In the modern state of startups, most of the risk isn't with product, it is with distribution (Dave McClure agrees).
Giftiki from the start had a goal of testing the celebrity distribution channel and in the end, we learned quite a bit. These influencers can drive interesting programs and massive traffic, but you can't just plug in a celebrity and expect things to work out. We found that it was important to work directly with the celebrity. If they were interested in the product, then the chance of success with that celebrity is much greater.
MC HAMMER ROCKS

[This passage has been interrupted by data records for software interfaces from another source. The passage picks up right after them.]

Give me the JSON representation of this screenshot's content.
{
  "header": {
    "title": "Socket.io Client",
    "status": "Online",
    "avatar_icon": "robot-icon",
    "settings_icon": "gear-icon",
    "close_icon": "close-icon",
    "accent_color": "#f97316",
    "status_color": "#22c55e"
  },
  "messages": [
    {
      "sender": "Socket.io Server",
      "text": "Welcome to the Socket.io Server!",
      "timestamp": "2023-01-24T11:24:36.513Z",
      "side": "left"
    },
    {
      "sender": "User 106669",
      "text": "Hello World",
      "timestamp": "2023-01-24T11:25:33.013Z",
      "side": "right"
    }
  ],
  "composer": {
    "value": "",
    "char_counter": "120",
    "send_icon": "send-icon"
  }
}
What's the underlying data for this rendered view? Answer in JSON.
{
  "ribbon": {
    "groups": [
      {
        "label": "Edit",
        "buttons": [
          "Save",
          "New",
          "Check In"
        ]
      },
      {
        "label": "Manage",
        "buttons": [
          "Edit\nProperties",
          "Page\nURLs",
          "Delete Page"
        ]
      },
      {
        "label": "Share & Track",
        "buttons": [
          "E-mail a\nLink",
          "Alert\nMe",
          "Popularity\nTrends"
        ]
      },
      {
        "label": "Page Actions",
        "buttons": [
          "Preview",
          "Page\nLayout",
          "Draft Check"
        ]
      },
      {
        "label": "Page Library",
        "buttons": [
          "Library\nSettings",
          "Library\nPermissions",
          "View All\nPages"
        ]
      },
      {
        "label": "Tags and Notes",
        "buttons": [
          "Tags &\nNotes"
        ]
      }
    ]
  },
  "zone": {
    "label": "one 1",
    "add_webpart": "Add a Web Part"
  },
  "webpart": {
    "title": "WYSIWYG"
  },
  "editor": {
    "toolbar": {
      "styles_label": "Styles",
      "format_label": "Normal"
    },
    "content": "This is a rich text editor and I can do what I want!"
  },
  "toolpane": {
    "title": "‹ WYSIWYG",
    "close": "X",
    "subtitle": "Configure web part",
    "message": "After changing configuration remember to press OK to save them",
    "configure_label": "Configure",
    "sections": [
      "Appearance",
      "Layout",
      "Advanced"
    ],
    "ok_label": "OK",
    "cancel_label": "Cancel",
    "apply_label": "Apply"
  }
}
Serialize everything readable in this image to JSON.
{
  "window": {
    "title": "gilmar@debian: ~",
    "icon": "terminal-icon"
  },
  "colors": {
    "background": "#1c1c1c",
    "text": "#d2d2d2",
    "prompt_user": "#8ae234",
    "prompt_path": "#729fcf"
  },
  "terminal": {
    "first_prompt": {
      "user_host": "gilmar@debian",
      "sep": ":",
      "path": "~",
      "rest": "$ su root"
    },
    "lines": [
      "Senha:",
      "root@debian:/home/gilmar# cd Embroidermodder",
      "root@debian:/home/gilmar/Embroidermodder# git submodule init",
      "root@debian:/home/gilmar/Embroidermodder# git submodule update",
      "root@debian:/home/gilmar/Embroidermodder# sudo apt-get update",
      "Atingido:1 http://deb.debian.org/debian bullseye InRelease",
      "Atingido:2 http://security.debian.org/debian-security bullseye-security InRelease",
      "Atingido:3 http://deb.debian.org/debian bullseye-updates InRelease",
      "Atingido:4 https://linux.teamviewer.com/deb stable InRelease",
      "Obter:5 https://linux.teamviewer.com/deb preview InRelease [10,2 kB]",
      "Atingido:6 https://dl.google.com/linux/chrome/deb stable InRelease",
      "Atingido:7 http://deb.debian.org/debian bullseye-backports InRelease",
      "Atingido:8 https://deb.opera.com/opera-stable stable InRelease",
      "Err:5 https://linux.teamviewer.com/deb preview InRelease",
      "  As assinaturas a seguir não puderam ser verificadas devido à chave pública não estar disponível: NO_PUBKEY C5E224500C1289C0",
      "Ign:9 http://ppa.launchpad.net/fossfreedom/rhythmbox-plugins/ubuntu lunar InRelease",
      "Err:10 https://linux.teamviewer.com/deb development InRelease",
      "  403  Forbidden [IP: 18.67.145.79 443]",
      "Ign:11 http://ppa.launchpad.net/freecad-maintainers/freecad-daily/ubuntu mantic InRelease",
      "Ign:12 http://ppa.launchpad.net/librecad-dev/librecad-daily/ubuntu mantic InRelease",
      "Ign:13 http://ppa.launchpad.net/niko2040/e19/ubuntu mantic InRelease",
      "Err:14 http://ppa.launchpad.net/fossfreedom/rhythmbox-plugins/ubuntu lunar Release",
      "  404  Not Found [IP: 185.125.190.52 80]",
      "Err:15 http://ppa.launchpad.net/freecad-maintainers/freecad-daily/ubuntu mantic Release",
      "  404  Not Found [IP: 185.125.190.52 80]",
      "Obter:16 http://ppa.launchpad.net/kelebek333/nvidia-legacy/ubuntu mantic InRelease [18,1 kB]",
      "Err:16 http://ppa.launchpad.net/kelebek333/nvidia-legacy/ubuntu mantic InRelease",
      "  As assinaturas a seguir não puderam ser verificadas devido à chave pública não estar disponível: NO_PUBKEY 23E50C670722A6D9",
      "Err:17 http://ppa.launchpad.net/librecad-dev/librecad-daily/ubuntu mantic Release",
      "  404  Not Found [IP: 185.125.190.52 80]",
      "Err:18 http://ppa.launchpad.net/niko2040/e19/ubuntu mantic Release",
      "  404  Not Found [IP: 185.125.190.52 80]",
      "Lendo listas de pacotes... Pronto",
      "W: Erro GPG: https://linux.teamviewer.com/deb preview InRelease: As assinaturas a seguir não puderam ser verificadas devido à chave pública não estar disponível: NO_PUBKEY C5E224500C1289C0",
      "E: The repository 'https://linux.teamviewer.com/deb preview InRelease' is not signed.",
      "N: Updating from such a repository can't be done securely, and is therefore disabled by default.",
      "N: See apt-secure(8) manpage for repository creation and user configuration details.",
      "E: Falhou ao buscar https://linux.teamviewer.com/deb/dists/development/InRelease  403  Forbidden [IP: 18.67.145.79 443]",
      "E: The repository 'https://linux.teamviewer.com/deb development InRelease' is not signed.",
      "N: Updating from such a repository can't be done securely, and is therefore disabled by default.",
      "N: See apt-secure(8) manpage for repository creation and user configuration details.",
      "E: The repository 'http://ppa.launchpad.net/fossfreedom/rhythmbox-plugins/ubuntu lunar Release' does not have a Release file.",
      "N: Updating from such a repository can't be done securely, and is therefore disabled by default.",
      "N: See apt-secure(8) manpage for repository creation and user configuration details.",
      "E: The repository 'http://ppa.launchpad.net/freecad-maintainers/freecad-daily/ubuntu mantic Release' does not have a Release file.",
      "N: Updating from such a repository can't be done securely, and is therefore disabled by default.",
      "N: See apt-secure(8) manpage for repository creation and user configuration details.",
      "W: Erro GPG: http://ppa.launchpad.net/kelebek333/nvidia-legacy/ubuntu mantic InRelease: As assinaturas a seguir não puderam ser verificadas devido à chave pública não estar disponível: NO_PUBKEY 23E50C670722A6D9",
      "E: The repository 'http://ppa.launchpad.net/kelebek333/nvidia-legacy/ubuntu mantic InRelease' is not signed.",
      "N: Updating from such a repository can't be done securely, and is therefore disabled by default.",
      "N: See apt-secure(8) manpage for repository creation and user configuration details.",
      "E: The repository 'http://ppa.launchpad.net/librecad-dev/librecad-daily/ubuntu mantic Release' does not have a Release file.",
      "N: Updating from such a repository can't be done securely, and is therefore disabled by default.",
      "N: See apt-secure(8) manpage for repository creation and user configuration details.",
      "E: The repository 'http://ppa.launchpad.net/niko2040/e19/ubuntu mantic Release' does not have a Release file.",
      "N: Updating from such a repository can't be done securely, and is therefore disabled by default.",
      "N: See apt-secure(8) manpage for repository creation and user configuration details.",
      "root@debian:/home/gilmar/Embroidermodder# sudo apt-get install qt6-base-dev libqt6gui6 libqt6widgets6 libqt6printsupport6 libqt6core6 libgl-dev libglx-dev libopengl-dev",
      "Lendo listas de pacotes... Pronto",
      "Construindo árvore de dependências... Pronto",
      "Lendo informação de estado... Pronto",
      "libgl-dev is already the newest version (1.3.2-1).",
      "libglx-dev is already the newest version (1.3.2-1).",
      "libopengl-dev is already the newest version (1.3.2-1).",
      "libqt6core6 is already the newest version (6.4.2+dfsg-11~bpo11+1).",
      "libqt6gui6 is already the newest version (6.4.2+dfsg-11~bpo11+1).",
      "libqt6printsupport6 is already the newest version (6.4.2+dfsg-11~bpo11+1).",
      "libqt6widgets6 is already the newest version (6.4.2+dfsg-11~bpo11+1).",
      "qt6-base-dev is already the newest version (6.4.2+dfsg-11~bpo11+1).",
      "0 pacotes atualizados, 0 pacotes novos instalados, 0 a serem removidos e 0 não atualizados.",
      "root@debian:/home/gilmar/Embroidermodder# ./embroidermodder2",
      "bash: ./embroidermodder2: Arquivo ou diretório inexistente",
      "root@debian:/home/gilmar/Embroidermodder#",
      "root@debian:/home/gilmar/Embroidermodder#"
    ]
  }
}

Hammer was both a friend and advisor to Giftiki, participating in board meetings and afternoon brainstorm sessions. He was very helpful advising on how to work with other celebrities.
One of the early partnerships Giftiki struck was with Pretty Lights with a unique and creative promotion that combined the artist, his North American tour and his millions of fans & followers.
Too much, too fast
Unfortunately, because the promotion coincided with our initIal launch, it proved to be too difficult to pull off for both teams and the promotion was killed.
SOFIA VERGARA &
We pitched a new concept to celebrities that got great reception. Turn a celebrity birthday into a way to both appear philanthropic and engage with their fans. We had our choice of many celebrities to kick this off with, but chose everyone's favorite, Sofia Vergara, for her 40th birthday.
HAPPY BIRTHDAY AMERICA
What is more american than Stephen Colbert & the American Cancer Society? Before signing with Sofia, we thought about turning the 4th of July into a Birthday for America with Colbert & ACS receiving the 'gifts' on behalf of the USA.
BETTER TOGETHER DECENTRALIZED DANCE PARTY
WHAT IS A DECENTRALIZED DANCE PARTY?
Tom & Gary
created a mobile party and called it a DDP. With an FM transmitter strapped to his back, and glowing septre, Tom leads an army of youth, with 100's of boomboxes tuned to the same station, on a dancing escapade through a city's streets.
SXSW is an epic stage for any startup to make a splash. We decided that we weren't going to do anything unless it was novel, and it was huge. Scott, our front-end friend, originally learned about the DDP late 2011, and attended the SF edition to get a feel for it. We made friends with the Canadian creators, and started scheming.
HOW WE FUNDED IT
We released MyWant in conjunction with our SXSW DDP. We had the idea, teamed up with our friends at Kiip
, created a special site, and began taking donations from the DDP community. We then offered small startups in the community an opportunity to brand the event with us for a $75 donation, after all, it was the "BETTER TOGETHER DDP." We funded 75% of the event through our new feature, MyWant.
It was nothing short of epic. By the time we had reached 6th street in Austin, about 2 hours into our roming dance party, we had amassed over 500 people. 6th street Austin is packed to the brim with bars and people, expecially over SXSW. When our mobile dance party hit the street, the bars emptied and we flooded the entire area. We must have had over 3,000 people dancing in the streets at one point. Total success.
Crowdsurfing on 6th Street
Scott brought a surf board and literally went "crowd-surfing." Watch the video.
At the end of the day, giftiki was a product meant to bring joy into the lives of its users. It was a product for friends to come together and celebrate one another. Friendship is indeed the greatest gift of all. Any company with a mission like that is one we're happy to dedicate our time to. One of the greatest joys of giftiki, for we the creators, was the culture we fostered. We worked hard and produced great work while cultivating strong bonds amongst each other, and in our community. If you've made it this far, thanks for reading. It truly was "better together."
look into my eyes